Changes in Impact Signals and Muscle Activity in Response to Different Shoe and Landing Conditions
Comparison of post-activation of the rectus femoris (RF), biceps femoris (BF), tibialis anterior (TA) and lateral gastrocnemius (LG) between the basketball shoe (BS) and the control shoe (CC) in drop jump landing and passive landing tasks.
© Copyright Policy
Related In: Results  -  Collection

Show All Figures
getmorefigures.php?uid=PMC5384048&req=5

j_hukin-2017-0018_fig_004: Comparison of post-activation of the rectus femoris (RF), biceps femoris (BF), tibialis anterior (TA) and lateral gastrocnemius (LG) between the basketball shoe (BS) and the control shoe (CC) in drop jump landing and passive landing tasks.
Mentions: No significant interaction was found for post-activation of the EMG amplitude between the shoe type and drop height. On average, no significant differences in EMGRMS were observed for any of the tested muscles during the post-activation phase of DJL (Figure 3b). However, for PL, the shoe factor proved to be the most relevant factor (p < 0.05) to the changes in the EMG amplitude variable (Table 2). Specifically, the EMGRMS of RF, BF, TA and LG indicated a significant decrease in the BS condition compared with the CC condition from at least one drop height (p < 0.05) (Figure 3b). Furthermore, the post hoc comparisons demonstrated that post-activation of EMGRMS in the BS condition was significantly lower than that in the CC condition for TA at all landing heights, for LG at PL30 and PL45, for RF at PL60, and for BF at PL45 and PL60, respectively (Figure 3b).

View Article: PubMed Central - PubMed

ABSTRACT

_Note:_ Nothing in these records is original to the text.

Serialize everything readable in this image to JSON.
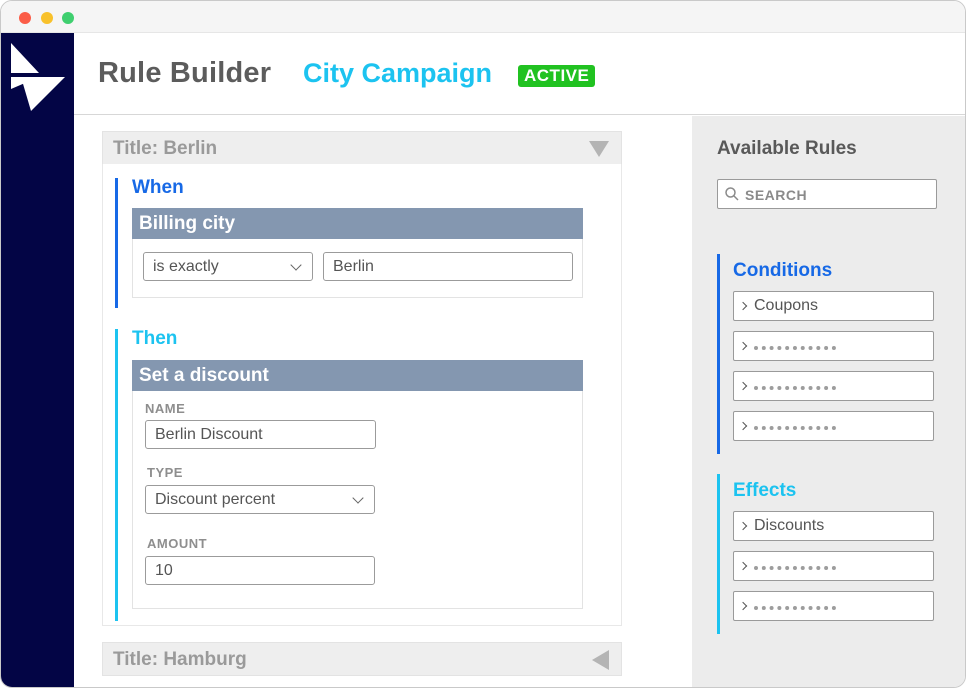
{
  "header": {
    "app_title": "Rule Builder",
    "campaign_name": "City Campaign",
    "status_badge": "ACTIVE"
  },
  "rules": [
    {
      "title": "Title: Berlin",
      "expanded": true,
      "when": {
        "label": "When",
        "condition": {
          "name": "Billing city",
          "operator": "is exactly",
          "value": "Berlin"
        }
      },
      "then": {
        "label": "Then",
        "effect": {
          "name": "Set a discount",
          "name_label": "NAME",
          "name_value": "Berlin Discount",
          "type_label": "TYPE",
          "type_value": "Discount percent",
          "amount_label": "AMOUNT",
          "amount_value": "10"
        }
      }
    },
    {
      "title": "Title: Hamburg",
      "expanded": false
    }
  ],
  "sidebar": {
    "title": "Available Rules",
    "search_placeholder": "SEARCH",
    "conditions": {
      "label": "Conditions",
      "items": [
        "Coupons",
        "",
        "",
        ""
      ]
    },
    "effects": {
      "label": "Effects",
      "items": [
        "Discounts",
        "",
        ""
      ]
    }
  },
  "colors": {
    "nav_background": "#030545",
    "accent_blue": "#1769e6",
    "accent_cyan": "#1cc3f0",
    "badge_green": "#21c221",
    "card_header": "#8497b0"
  },
  "icons": {
    "logo": "logo-icon",
    "search": "search-icon",
    "collapse": "triangle-down-icon",
    "expand": "triangle-left-icon",
    "dropdown": "chevron-down-icon",
    "list_item": "chevron-right-icon"
  }
}
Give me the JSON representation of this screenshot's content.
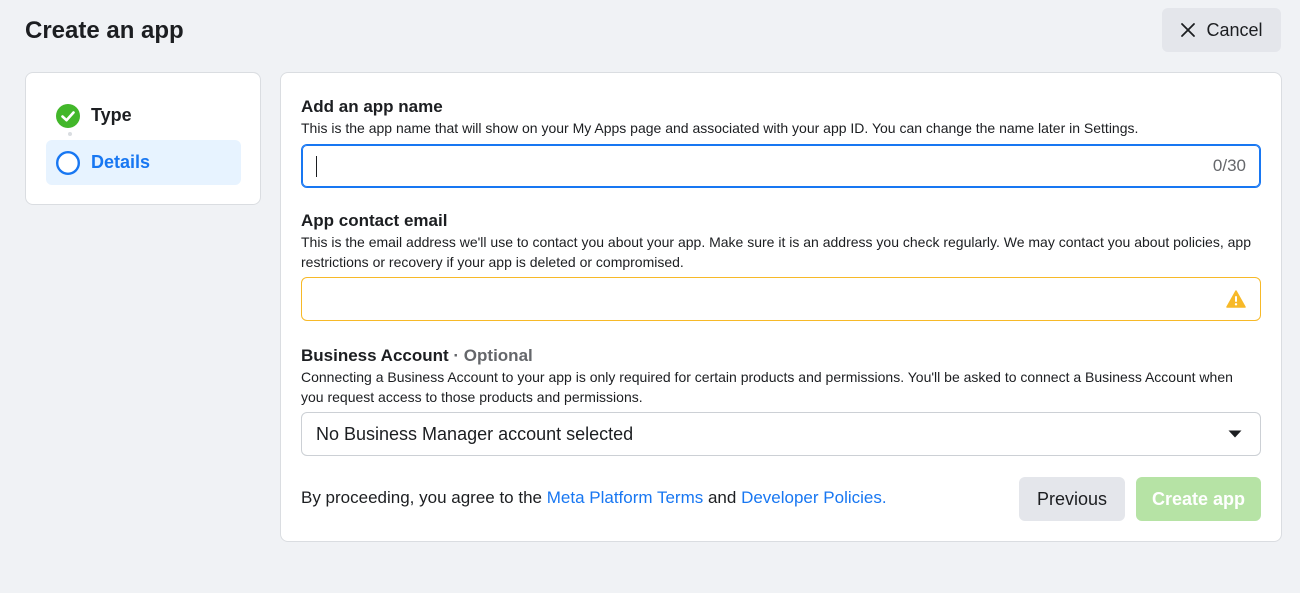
{
  "header": {
    "title": "Create an app",
    "cancel_label": "Cancel",
    "cancel_icon": "close-icon"
  },
  "steps": [
    {
      "label": "Type",
      "state": "completed",
      "icon": "check-circle-icon"
    },
    {
      "label": "Details",
      "state": "current",
      "icon": "circle-outline-icon"
    }
  ],
  "form": {
    "app_name": {
      "title": "Add an app name",
      "description": "This is the app name that will show on your My Apps page and associated with your app ID. You can change the name later in Settings.",
      "value": "",
      "counter": "0/30"
    },
    "contact_email": {
      "title": "App contact email",
      "description": "This is the email address we'll use to contact you about your app. Make sure it is an address you check regularly. We may contact you about policies, app restrictions or recovery if your app is deleted or compromised.",
      "value": "",
      "status_icon": "warning-icon"
    },
    "business_account": {
      "title": "Business Account",
      "optional_label": "· Optional",
      "description": "Connecting a Business Account to your app is only required for certain products and permissions. You'll be asked to connect a Business Account when you request access to those products and permissions.",
      "selected": "No Business Manager account selected"
    },
    "terms": {
      "prefix": "By proceeding, you agree to the ",
      "link1": "Meta Platform Terms",
      "middle": " and ",
      "link2": "Developer Policies."
    },
    "previous_label": "Previous",
    "create_label": "Create app"
  },
  "colors": {
    "accent": "#1877f2",
    "success": "#42b72a",
    "warning": "#f7b928",
    "create_disabled": "#b6e3a5"
  }
}
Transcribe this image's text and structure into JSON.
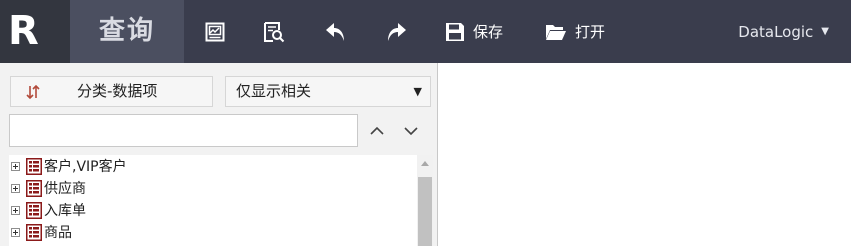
{
  "app": {
    "logo_letter": "R",
    "module_title": "查询"
  },
  "toolbar": {
    "chart_icon": "chart-icon",
    "preview_icon": "search-document-icon",
    "undo_icon": "undo-icon",
    "redo_icon": "redo-icon",
    "save_label": "保存",
    "open_label": "打开"
  },
  "user": {
    "name": "DataLogic",
    "caret": "▼"
  },
  "panel": {
    "sort_button_label": "分类-数据项",
    "filter_selected": "仅显示相关",
    "filter_arrow": "▼",
    "search_value": "",
    "search_placeholder": "",
    "tree_items": [
      {
        "label": "客户,VIP客户"
      },
      {
        "label": "供应商"
      },
      {
        "label": "入库单"
      },
      {
        "label": "商品"
      }
    ]
  },
  "colors": {
    "topbar": "#3a3d4d",
    "logo_bg": "#33363f",
    "module_bg": "#4b4f60",
    "table_icon": "#8b1a1a"
  }
}
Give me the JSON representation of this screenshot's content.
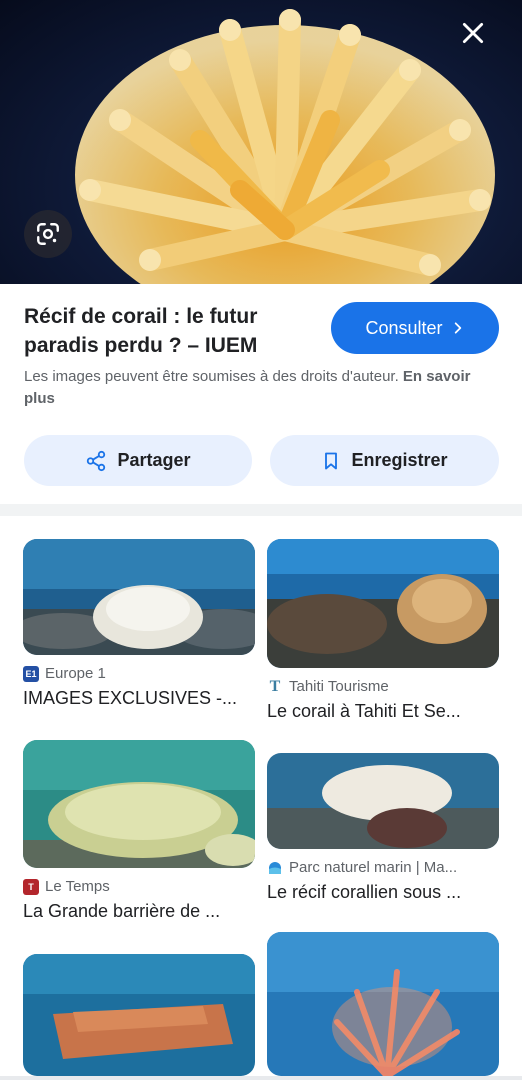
{
  "viewer": {
    "close_icon": "close-icon",
    "lens_icon": "google-lens-icon"
  },
  "result": {
    "title": "Récif de corail : le futur paradis perdu ? – IUEM",
    "visit_label": "Consulter",
    "copyright_text": "Les images peuvent être soumises à des droits d'auteur.",
    "learn_more": "En savoir plus",
    "share_label": "Partager",
    "save_label": "Enregistrer",
    "accent_color": "#1a73e8",
    "pill_color": "#e8f0fe"
  },
  "related": [
    {
      "source": "Europe 1",
      "title": "IMAGES EXCLUSIVES -...",
      "favicon": "E1",
      "favicon_color": "#2450a4"
    },
    {
      "source": "Tahiti Tourisme",
      "title": "Le corail à Tahiti Et Se...",
      "favicon": "T",
      "favicon_color": "#3b7ea1"
    },
    {
      "source": "Le Temps",
      "title": "La Grande barrière de ...",
      "favicon": "T",
      "favicon_color": "#b3262c"
    },
    {
      "source": "Parc naturel marin | Ma...",
      "title": "Le récif corallien sous ...",
      "favicon": "",
      "favicon_color": "#2a8bd8"
    },
    {
      "source": "",
      "title": ""
    },
    {
      "source": "",
      "title": ""
    }
  ]
}
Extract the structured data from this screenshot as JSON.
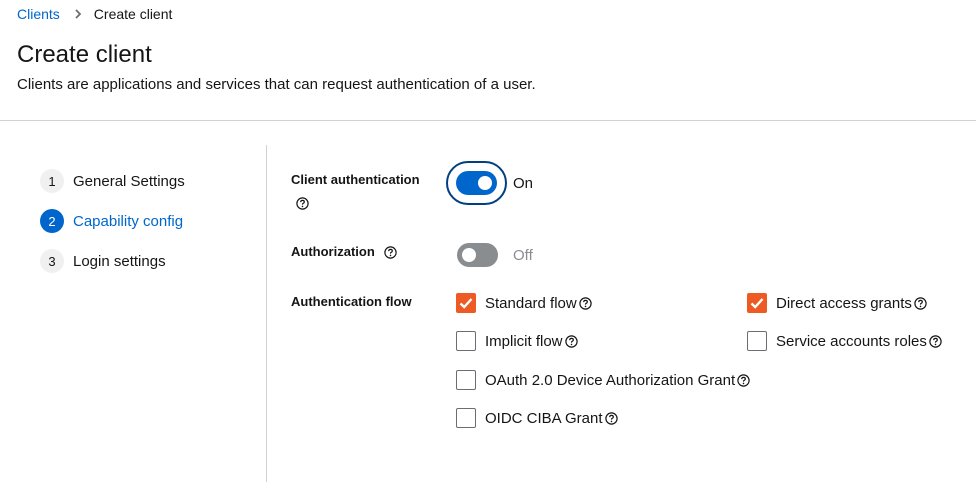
{
  "breadcrumb": {
    "link": "Clients",
    "current": "Create client"
  },
  "page": {
    "title": "Create client",
    "description": "Clients are applications and services that can request authentication of a user."
  },
  "wizard": {
    "steps": [
      {
        "num": "1",
        "label": "General Settings"
      },
      {
        "num": "2",
        "label": "Capability config",
        "current": true
      },
      {
        "num": "3",
        "label": "Login settings"
      }
    ]
  },
  "form": {
    "client_authentication": {
      "label": "Client authentication",
      "state": "On",
      "enabled": true
    },
    "authorization": {
      "label": "Authorization",
      "state": "Off",
      "enabled": false
    },
    "authentication_flow": {
      "label": "Authentication flow",
      "options": [
        {
          "label": "Standard flow",
          "checked": true
        },
        {
          "label": "Direct access grants",
          "checked": true
        },
        {
          "label": "Implicit flow",
          "checked": false
        },
        {
          "label": "Service accounts roles",
          "checked": false
        },
        {
          "label": "OAuth 2.0 Device Authorization Grant",
          "checked": false
        },
        {
          "label": "OIDC CIBA Grant",
          "checked": false
        }
      ]
    }
  },
  "colors": {
    "link": "#0066cc",
    "switch_on": "#0066cc",
    "switch_off": "#8a8d90",
    "checkbox_checked": "#ee5a24",
    "divider": "#d2d2d2"
  },
  "icons": {
    "breadcrumb_separator": "chevron-right-icon",
    "help": "help-circle-icon",
    "check": "check-icon"
  }
}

Few rigorous scientific studies have investigated how the corresponding neuromuscular activity in the lower extremity occurs during different landing control movements in response to different impact signals. This study aimed to determine the potential shoe effects on impact signals, neuromuscular responses and their possible interactions in different human landing movements. Twelve male basketball players were required to wear high-cushioned basketball shoes (BS) and minimally cushioned control shoes (CC) to perform active drop jump landings (DJL) and passive landings (PL). Ground reaction forces and EMG amplitude (root mean square, EMGRMS) of the leg muscles within 50 ms before and after the landing movements were collected simultaneously. No shoe effect was found on the characteristics of impact signals and neuromuscular activity during the contact phase of DJL. By contrast, for PL, the values of maximal ground reaction force and the peak loading rate were evidently lower in the BS condition than in the CC condition (p &lt; 0.05). Meanwhile, the EMGRMS of all muscles demonstrated a significant decrease in the BS condition compared with the CC condition within 50 ms after contact (p &lt; 0.05). These findings suggest that under the condition in which related muscles are activated improperly, a neuromuscular adaptation occurs in response to different impact signals.

No MeSH data available.